The Chiefs also added Juan Thornhill in the second round of the draft. Two safeties who started last season, Daniel Sorensen and Jordan Lucas, both remain on the roster, but they’re both backup caliber players, so Thornhill is likely to start week 1. Thornhill might not have a great rookie year, but he profiles as a long-term starter and it wouldn’t be hard for him to be an upgrade over the safeties the Chiefs had to start last season.

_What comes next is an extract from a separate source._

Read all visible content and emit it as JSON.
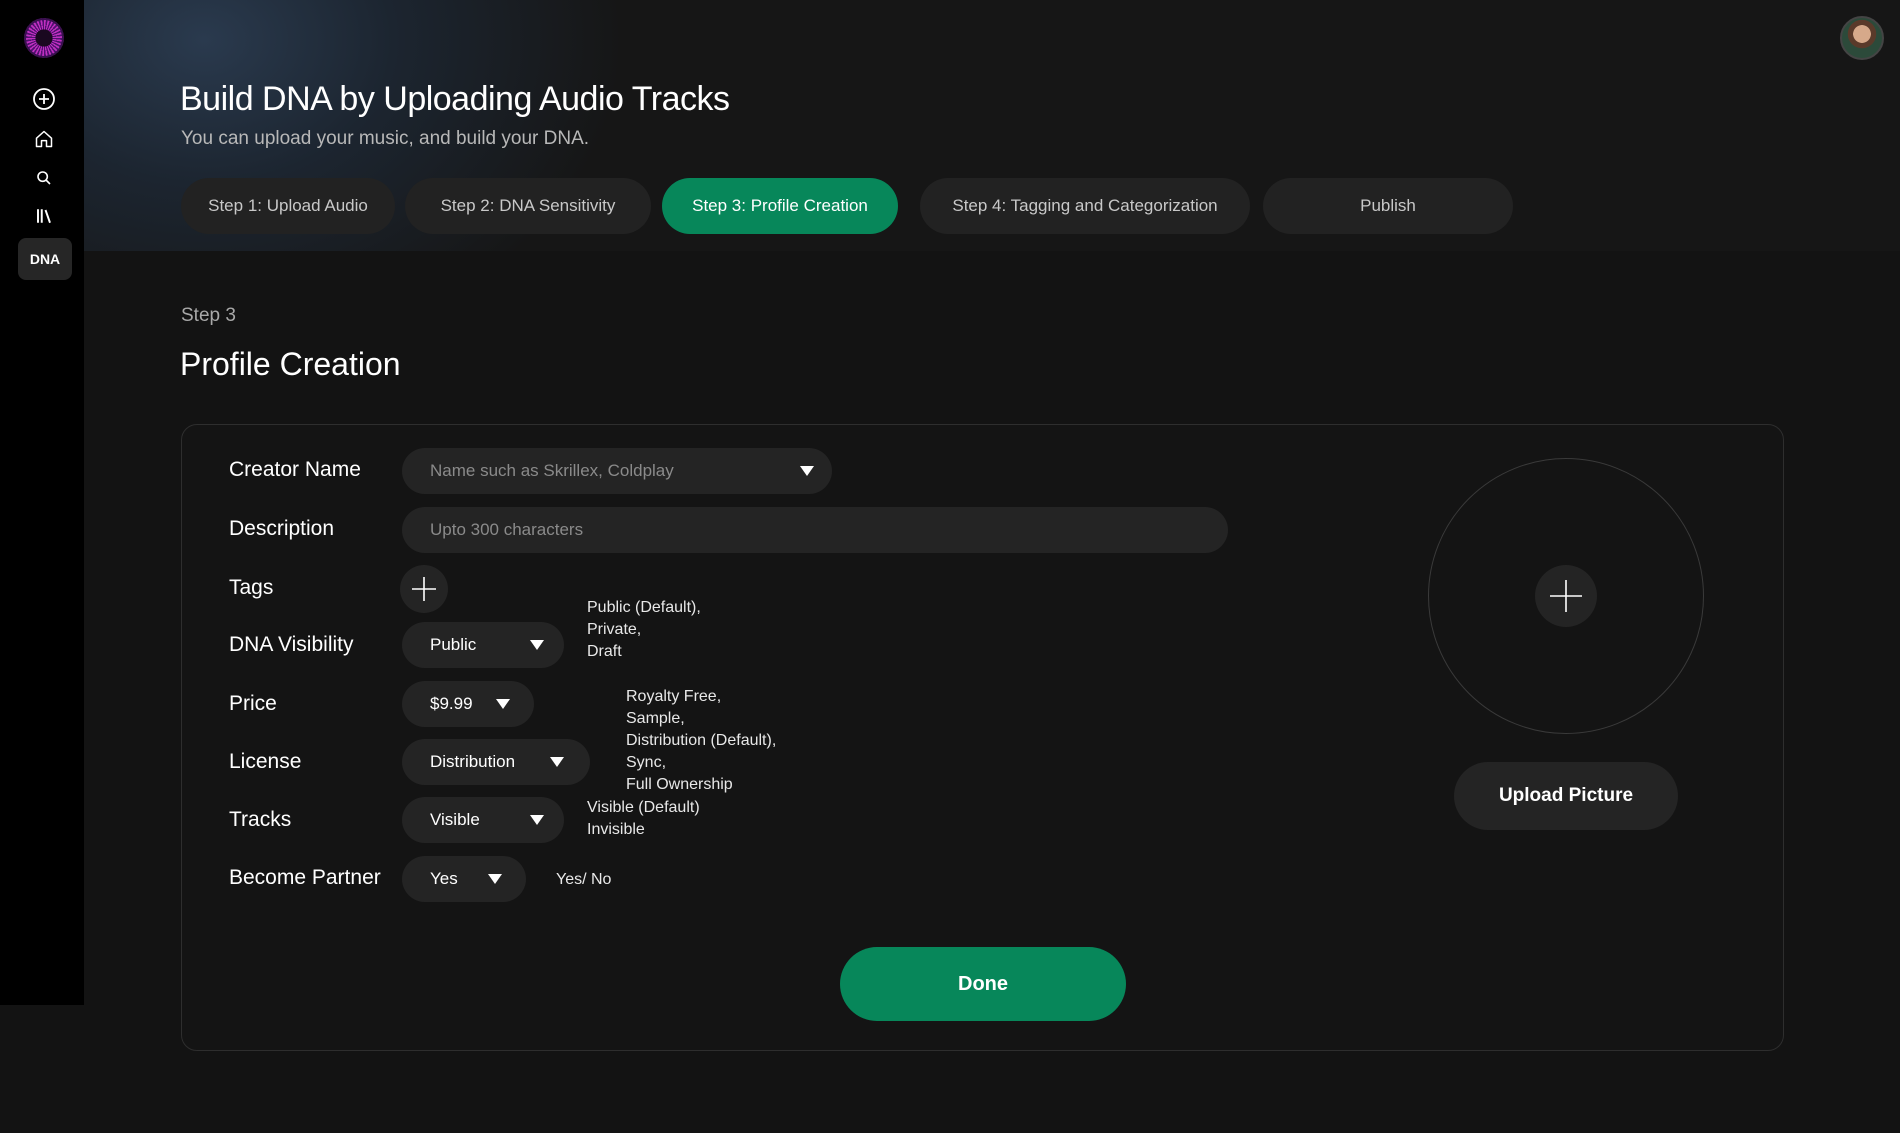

The Chiefs also made significant changes at cornerback this off-season, though not necessarily for the better. Steven Nelson and Orlando Scandrick, who weren’t bad on 1,164 snaps and 788 snaps respectively last season, are no longer with the team and the only addition the Chiefs made was signing veteran Bashuad Breeland to a 1-year, 2 million dollar deal (incentives up to 5 million). Breeland will start opposite incumbent 15-game starter Kendall Fuller, but the Chiefs will also be counting on 2018 undrafted rookie Charvarius Ward and 2018 6th round pick Tremon Smith to play a bigger role in their second season in the league. They struggled on just 140 snaps and 74 snaps respectively last season and are no guarantee to be any better in 2019.
Fuller is still probably their best cornerback, although he was a lot better in 2017 with the Redskins than he was in 2018 after he was traded to the Chiefs, falling from 2nd among cornerbacks on PFF to 34th. He played a larger role in 2018, playing 1,078 snaps after playing just 720 snaps as primarily a slot specialist in 2017, but he even had issues on the slot last season, going from 0.74 in yards per slot coverage snap in 2017 (3rd in the NFL) to 1.26 in 2018 (32nd). Still only going into his age 24 season, the 2016 3rd round pick still has a bright future and could easily have somewhat of a bounce back year in 2019. He’ll play outside in two-cornerback formations and move to the slot in sub packages.
Bashaud Breeland will play outside opposite Fuller in two-cornerback formations and opposite either Charvarius Ward or Tremon Smith in sub packages, with Fuller on the slot. Breeland had an up and down tenure in 4 seasons with the Redskins (58 starts), finishing above average on PFF in 2015 and 2017 and below average in 2014 and 2016, but he still was set to sign a 3-year, 24 million dollar deal with the Panthers last off-season as a free agent, before an off-season injury voided the deal. Breeland eventually ended up taking an incentivized minimum deal from the Packers and struggled on 330 snaps in an injury plagued season. The 2014 4th round pick is still only in his age 27 season and has some bounce back potential, but he’s far from a sure thing and the Chiefs don’t have another good option. They’re better at safety this season, but cornerback figures to be a position of weakness unless one of the young players steps up.
The Chiefs were able to mask their significant problems on defense last season with an offense that was one of the best in recent memory, but they probably won’t be quite as good this season. Kareem Hunt is gone, Tyreek Hill is facing suspension, and, as good as Mahomes is, he might not be quite as good as he was last season every year. The Chiefs tried to fix their defense, but they still have a lot of problems on that side of the ball, problems which will become much more noticable if their offense can’t be historically good again. The Chiefs should be able to qualify for the post-season in the AFC, but they’re a little overrated right now.
Prediction 10-6, 2nd in AFC West
Team Score: 75.86 (10th in NFL)
Offensive Score: 79.09
Defensive Score: 72.62
Team score is based on a weighted average of individual player grades (certain positions valued higher than others, score out of 100)